RIDING FREE is actually for REAL horse people. Andrea and Markus Eschbach explain that with correct training and preparation, a piece of metal across the tongue isn’t necessary to control a horse, and a piece of leather over the back isn’t needed to keep your seat. If you have spent any time asking yourself why it takes so much equipment between you and your horse in order to get close to him, then this book will speak to you. Our horses can be happier and more comfortable if we take the steps to communicate with them at the most elemental level, and the riding relationship that can arise from that can defy your expectations.

On my beloved first pony Misty, at age nine, with just a halter and lead rope (and yes, I should have been wearing a helmet).

Besides, it can be good for YOU as a rider to gain the seat necessary to control your horse’s direction and speed without a bit, and to stay in place without a saddle. In his bestselling book HOW GOOD RIDERS GET GOOD, USEA Hall-of-Fame Inductee Denny Emerson asks us if it is “possible to be a centaur in the suburbs.” He describes what it may have taken for young Plains Indians to become “part” of a horse in the eighteen and nineteenth centuries: “They learned naturally, by simply letting their body accommodate to the movements of the horse, and they didn’t have a saddle between them and the animal to use as a crutch, or in any way to impede their total feel of the living entity beneath them.” Denny says that today you can still learn to ride as well as the Plains Indians, “but only if you recreate those same conditions.”

Pretty much the only time I got my little brother on a horse---bareback (just halters and lead ropes) on Asil and Katrina. This was our favorite way to hit the trail.

“I’ve always been thankful that I had all those bareback years, galloping over the hills on [my first horse] Paint with only a halter and a lead rope,” writes Denny, “because I think even now, fifty years later, hip replacement and all, I could still gallop around bareback comfortably and confidently.”

So that security gained by dealing with, perhaps, the momentary insecurity you might feel riding without a bit or without a saddle, is a feeling of being able to really ride that never leaves you. But it isn’t just about being able to “stick” that appeals, it is indeed the “centaur” sensation that is more likely to be achieved when the saddle is shed. Bareback is about as close to being “one” with the horse as we can really get.

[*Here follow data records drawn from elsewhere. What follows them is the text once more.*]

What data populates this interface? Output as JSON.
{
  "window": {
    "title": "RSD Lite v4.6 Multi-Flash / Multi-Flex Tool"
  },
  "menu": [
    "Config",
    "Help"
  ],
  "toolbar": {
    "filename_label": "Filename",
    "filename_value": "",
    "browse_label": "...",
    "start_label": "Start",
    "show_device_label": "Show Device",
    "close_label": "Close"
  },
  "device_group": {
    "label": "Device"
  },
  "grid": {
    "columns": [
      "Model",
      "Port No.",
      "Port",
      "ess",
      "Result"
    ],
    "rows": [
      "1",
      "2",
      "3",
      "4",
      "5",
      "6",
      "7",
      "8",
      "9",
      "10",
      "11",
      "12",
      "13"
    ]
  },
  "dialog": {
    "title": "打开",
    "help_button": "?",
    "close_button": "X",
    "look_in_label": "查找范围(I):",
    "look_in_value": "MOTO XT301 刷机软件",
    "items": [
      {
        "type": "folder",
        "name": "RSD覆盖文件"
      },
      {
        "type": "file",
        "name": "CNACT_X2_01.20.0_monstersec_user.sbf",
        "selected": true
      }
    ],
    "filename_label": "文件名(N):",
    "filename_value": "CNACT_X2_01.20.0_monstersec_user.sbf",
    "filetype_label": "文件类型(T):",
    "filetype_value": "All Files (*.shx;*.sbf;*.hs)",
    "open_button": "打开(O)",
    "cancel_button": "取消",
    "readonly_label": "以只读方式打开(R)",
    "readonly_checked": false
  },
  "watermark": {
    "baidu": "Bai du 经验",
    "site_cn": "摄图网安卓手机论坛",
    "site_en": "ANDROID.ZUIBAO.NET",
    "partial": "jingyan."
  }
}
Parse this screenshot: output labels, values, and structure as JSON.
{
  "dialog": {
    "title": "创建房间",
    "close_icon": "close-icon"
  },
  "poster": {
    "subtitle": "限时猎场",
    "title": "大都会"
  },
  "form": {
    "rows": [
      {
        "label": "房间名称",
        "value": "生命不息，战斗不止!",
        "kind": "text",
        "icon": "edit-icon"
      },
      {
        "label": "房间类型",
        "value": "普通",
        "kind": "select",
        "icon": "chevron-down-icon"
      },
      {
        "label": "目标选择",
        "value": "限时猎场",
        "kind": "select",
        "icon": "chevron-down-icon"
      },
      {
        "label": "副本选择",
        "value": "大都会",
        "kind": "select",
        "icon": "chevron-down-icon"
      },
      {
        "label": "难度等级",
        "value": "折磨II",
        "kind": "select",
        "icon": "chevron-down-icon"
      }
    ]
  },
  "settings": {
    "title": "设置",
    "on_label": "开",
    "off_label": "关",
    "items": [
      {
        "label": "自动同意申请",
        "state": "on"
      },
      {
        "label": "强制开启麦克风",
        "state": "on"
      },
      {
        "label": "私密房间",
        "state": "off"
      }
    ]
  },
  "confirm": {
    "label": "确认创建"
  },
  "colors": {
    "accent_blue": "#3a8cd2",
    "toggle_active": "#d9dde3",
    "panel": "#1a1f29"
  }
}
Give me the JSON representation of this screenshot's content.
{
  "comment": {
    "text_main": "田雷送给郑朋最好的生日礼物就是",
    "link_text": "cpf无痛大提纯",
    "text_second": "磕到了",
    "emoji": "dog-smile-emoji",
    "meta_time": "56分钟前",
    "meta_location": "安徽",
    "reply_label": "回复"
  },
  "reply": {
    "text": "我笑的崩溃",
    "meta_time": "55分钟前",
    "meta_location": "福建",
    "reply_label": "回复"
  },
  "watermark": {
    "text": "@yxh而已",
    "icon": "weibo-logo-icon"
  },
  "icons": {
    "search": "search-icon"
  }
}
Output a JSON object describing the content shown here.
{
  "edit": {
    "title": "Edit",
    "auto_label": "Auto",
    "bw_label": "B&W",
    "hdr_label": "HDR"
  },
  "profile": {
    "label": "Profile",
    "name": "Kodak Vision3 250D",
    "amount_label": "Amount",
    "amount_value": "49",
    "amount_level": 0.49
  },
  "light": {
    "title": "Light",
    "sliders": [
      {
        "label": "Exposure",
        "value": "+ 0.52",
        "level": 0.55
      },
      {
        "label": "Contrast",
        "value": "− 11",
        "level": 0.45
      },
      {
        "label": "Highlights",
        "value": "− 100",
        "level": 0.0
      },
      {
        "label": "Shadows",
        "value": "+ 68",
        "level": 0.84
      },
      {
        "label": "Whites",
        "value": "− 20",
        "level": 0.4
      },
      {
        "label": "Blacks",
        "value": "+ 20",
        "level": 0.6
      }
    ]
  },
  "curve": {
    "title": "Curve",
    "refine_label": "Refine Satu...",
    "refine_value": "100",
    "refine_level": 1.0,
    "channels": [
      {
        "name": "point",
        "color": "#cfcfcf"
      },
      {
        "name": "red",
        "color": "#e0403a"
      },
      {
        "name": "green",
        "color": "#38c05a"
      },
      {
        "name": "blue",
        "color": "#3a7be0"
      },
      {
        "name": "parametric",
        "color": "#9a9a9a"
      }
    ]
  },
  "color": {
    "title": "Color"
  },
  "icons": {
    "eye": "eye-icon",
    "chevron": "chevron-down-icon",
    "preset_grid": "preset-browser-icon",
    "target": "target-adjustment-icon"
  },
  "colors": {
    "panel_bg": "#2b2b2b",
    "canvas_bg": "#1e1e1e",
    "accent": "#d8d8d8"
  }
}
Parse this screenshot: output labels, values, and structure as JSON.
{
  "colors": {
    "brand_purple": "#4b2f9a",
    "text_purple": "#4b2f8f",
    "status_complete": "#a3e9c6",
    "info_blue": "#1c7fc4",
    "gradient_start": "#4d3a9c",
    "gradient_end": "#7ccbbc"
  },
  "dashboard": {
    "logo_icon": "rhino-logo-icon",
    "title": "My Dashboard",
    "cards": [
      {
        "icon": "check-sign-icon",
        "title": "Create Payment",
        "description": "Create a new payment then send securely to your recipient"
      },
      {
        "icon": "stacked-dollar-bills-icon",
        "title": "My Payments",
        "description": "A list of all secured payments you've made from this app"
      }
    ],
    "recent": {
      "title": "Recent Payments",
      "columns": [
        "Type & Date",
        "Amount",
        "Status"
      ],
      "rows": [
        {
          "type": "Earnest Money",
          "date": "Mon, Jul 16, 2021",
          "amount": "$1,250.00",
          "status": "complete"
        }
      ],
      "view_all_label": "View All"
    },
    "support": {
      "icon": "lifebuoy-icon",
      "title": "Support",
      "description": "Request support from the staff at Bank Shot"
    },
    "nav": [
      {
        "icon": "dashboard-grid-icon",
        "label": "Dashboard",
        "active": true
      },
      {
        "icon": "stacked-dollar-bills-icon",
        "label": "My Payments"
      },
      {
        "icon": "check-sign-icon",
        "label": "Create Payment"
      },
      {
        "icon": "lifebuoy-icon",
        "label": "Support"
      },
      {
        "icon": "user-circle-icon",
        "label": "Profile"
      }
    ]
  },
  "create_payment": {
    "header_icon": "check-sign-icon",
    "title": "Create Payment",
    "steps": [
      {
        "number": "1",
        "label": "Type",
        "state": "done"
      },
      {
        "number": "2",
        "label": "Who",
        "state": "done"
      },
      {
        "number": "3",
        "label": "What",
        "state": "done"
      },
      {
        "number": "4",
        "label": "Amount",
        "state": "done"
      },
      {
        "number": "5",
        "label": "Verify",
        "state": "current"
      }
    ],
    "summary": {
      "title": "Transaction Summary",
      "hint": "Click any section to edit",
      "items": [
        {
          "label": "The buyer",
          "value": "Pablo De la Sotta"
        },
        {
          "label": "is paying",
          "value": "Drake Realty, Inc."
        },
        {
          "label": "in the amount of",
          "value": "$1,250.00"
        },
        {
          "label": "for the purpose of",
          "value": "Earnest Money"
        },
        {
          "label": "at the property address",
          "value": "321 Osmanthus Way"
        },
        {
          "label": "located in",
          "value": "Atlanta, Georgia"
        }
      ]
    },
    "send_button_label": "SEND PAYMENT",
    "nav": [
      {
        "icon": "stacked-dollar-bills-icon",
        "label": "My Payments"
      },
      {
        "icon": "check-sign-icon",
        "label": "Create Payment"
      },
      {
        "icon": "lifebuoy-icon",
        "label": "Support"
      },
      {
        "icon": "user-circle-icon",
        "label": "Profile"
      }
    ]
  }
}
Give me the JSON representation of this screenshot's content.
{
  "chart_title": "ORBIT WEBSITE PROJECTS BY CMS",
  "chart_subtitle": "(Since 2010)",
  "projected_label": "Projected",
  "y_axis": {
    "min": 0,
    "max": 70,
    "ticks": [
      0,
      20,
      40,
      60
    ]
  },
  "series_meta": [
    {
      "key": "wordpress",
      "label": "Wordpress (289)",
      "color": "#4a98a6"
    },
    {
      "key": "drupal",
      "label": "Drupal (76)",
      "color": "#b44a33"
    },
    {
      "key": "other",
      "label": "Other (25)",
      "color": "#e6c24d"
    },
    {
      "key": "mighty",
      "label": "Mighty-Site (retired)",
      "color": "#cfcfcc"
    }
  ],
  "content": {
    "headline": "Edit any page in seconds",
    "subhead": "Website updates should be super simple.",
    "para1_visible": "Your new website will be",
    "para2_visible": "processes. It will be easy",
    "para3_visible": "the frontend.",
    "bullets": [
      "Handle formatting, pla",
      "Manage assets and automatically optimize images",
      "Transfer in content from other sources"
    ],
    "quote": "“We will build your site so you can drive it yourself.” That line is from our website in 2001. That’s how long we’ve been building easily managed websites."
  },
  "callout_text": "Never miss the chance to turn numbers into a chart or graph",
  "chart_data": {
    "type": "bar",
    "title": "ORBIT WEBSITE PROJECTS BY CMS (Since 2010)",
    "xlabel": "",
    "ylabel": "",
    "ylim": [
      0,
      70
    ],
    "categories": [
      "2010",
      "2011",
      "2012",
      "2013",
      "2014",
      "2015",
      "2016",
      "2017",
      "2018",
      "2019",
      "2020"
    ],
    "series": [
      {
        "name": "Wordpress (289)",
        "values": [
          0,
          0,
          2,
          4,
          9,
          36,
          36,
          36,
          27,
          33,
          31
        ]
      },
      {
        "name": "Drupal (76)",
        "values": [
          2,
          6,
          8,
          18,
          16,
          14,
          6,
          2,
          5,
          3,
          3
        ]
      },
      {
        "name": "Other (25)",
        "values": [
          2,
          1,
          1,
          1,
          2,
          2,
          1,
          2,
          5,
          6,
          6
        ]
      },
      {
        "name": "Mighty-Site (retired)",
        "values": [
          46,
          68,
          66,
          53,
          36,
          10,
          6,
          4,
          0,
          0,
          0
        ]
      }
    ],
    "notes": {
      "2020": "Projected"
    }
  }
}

There were actually bareback equitation classes at the 4-H shows I attended as a kid--here I'm on Asil (the gray) at the Midstate Riding Club in Randolph, Vermont.

“I’ve never spent a lot of time on a horse bareback,” says TSB Managing Director Martha Cook, “but a winter doesn’t pass (at least not yet), when I don’t indulge in a few short rides without a saddle. There’s something wonderful about slipping onto a shaggy, warm horse on a cold, snowy day. The heat that radiates through my seat on a cold day is like putting on pants fresh from the dryer. It feels good!”

In this day and age of merchandising and marketing it is so easy to think the trappings are what riding is all about. It might actually be difficult for many people to imagine taking a lesson bareback, or riding their horse on the trail with a bitless bridle, or bringing their horse in from the pasture, on board, with nothing but a lead rope looped around his neck. The thing is, really, truly, this shouldn’t be hard to imagine. It should be what we all dream about constantly—is it not the epitome of all that a horse-and-rider partnership should embody?

Misty was in her late twenties when this picture was all-out gallop across the field below my house, no saddle, no bridle. Nothing better.

I would never have thought twice about hopping on my horses without tack when I was a kid. It wasn’t just youthful bravado, it was that I could think of absolutely nothing better in the world. Bare legs on warm coat, muscle on muscle, and no ulterior motives…just friendship in a common space and time.